No one loves a crowd more than Scott Boras, and he got yet another opportunity to regale the assembled media with his pun-laden commentary at the GM Meetings on Wednesday. In addition to advocating for splitting the draft date out from All-Star weekend (agree) and a neutral-site World Series (hardest of disagrees), the super-agent was stumping for his clients. The Cubs are expected to have interest in several of those players, namely Cody Bellinger.
“I think Chicago got the comforts of a full Belli,” Boras quipped, “so they’re gonna have to loosen their belts to keep Bellinger…”
“Our position on the [chances for any specific team] is that Cody’s told me to look at the full gamut of the Major Leagues. Listen to everybody, and he’ll make his decision from there.”
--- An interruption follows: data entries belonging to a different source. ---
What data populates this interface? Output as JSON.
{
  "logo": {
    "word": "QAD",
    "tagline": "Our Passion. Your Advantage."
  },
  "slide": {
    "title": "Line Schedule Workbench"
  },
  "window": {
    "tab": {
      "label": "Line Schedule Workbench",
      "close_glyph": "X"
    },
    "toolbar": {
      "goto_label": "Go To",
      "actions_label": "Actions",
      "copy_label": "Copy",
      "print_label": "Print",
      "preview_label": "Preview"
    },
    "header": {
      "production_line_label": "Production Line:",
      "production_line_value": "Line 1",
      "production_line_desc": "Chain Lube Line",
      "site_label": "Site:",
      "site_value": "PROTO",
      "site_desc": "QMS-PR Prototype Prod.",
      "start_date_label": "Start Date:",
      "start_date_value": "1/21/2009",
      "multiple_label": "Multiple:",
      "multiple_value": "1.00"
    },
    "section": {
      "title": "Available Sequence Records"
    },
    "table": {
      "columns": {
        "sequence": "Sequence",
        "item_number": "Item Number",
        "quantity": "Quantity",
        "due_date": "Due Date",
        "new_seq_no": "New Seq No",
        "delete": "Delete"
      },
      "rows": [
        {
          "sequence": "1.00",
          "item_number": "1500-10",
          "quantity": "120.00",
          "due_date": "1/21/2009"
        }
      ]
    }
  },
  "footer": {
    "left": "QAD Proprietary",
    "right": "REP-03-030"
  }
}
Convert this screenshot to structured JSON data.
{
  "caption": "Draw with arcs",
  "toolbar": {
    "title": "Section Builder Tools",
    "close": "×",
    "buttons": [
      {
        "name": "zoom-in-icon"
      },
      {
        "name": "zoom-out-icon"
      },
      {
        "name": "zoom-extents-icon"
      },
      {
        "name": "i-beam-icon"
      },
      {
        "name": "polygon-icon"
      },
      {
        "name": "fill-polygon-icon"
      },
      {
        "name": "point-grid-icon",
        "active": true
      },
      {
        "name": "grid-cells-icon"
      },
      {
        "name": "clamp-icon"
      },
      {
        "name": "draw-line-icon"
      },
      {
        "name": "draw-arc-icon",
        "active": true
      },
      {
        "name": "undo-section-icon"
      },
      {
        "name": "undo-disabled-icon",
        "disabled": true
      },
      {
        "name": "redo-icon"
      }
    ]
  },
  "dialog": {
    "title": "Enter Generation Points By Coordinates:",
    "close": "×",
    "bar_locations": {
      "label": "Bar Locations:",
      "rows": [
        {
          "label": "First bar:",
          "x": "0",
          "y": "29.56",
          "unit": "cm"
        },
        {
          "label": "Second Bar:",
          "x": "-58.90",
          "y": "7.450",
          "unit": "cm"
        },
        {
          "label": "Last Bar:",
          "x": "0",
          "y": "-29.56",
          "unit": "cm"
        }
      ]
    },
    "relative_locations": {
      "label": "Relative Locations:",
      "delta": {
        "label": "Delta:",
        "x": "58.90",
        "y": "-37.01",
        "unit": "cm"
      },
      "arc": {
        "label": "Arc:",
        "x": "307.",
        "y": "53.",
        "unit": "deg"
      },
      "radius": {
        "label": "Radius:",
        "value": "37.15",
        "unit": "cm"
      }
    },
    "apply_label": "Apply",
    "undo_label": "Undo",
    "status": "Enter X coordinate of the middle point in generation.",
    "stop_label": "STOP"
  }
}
While Boras is not about to give up even the tiniest bit of leverage in these public conversations, it doesn’t seem as though the Cubs really have any sort of advantage here. That tracks with what we heard from Jed Hoyer at the end of the season, especially if the bidding for Bellinger is driven beyond the $150 million range. As noted here in the past, there are some concerns about how well his offensive production will age given his anemic batted-ball data.
At the same time, Bellinger’s success against left-handed pitchers and in two-strike counts means he should remain an above-average hitter even if the power drops off. But is that the kind of player you want to make your primary target in free agency? If the Cubs are going to bite the bullet on a massive contract, they may just want to go all the way and see about signing Shohei Ohtani.
Though he’s not a Boras client and thus was not included among the scripted dad jokes, Bob Nightengale reported Tuesday that “several GMs [are] saying that the Cubs may be the most aggressive team for his services.” Skepticism abounds due to the team’s stated aversion to deals stretching beyond 5-6 years and Ohtani’s presumed geographical preference, but there is logic to support a serious pursuit.
More realistic targets are plentify via both free agency and trade, so Jed Hoyer is going to be having conversations about several players who are currently under contract with other teams. Whether or not all his big dick energy from the Craig Counsell deal will be off-putting to other teams is an open question, but it’s reasonable to believe at least one potential trade partner will be treading lightly.
Even with new leadership in place on the baseball ops side, the Mets may still be a little scared of the Cubs. They could also be more than a little spiteful after Hoyer signed their preferred manager and retained Dan Kantrovitz, who the Mets were reportedly eyeing for their front office. Emotion shouldn’t rule decisions, but that doesn’t mean pragmatism always wins out.
Pete Alonso has been the subject of rumors regarding a potential trade fit with the Cubs, and the whispers could get louder if the Mets aren’t able to extend their slugger. David Stearns was clear in his introductory press conference that keeping Alonso beyond this year is a priority, so pay attention to what happens there.
“When it comes to the Polar Bear, we’re not in contract hibernation,” Boras said.
Then we turn to Juan Soto, who looked like such a sure thing to be traded that the Padres had to start floating reports that they planned to hold onto him until the deadline next summer. Those came curiously soon after a report that the team had secured a $50 million loan to help cover payroll, and that was with Soto earning much less than he will in his final year of arbitration.
The Cubs are expected to be involved in any potential negotiations for the lefty-batting slugger with impeccable plate approach, even with the near certainty that he won’t ink an extension. Between his projected $30+ million salary, the limited control, and San Diego’s need to cut costs, it shouldn’t take a huge prospect haul to acquire him.
Not wanting to burn any bridges by worsening the Padres’ unenviable bargaining position, Boras leaned into the idea that a trade is anything but fait accompli.
“Met with the Padres, they laid out their plan for next year, which obviously included a lineup that definitely includes Juan Soto,” the agent said with as much sincerity as he could muster. “He’s their one .900 OPS player, and they’re looking for more left-handed bats rather than less.”
Though there’s really nothing to take away from this other than pure cornball entertainment from the quotes, I have always viewed Scott Boras Day as the unofficial start of the offseason. I mean, the guy wields so much power in free agency every year that he can effectively direct the flow of the winter at his whim. Perhaps that’s a little melodramatic, and I know it irks a lot of folks, but how Boras conducts business really does dictate a lot of what we’ll see even with players he doesn’t represent.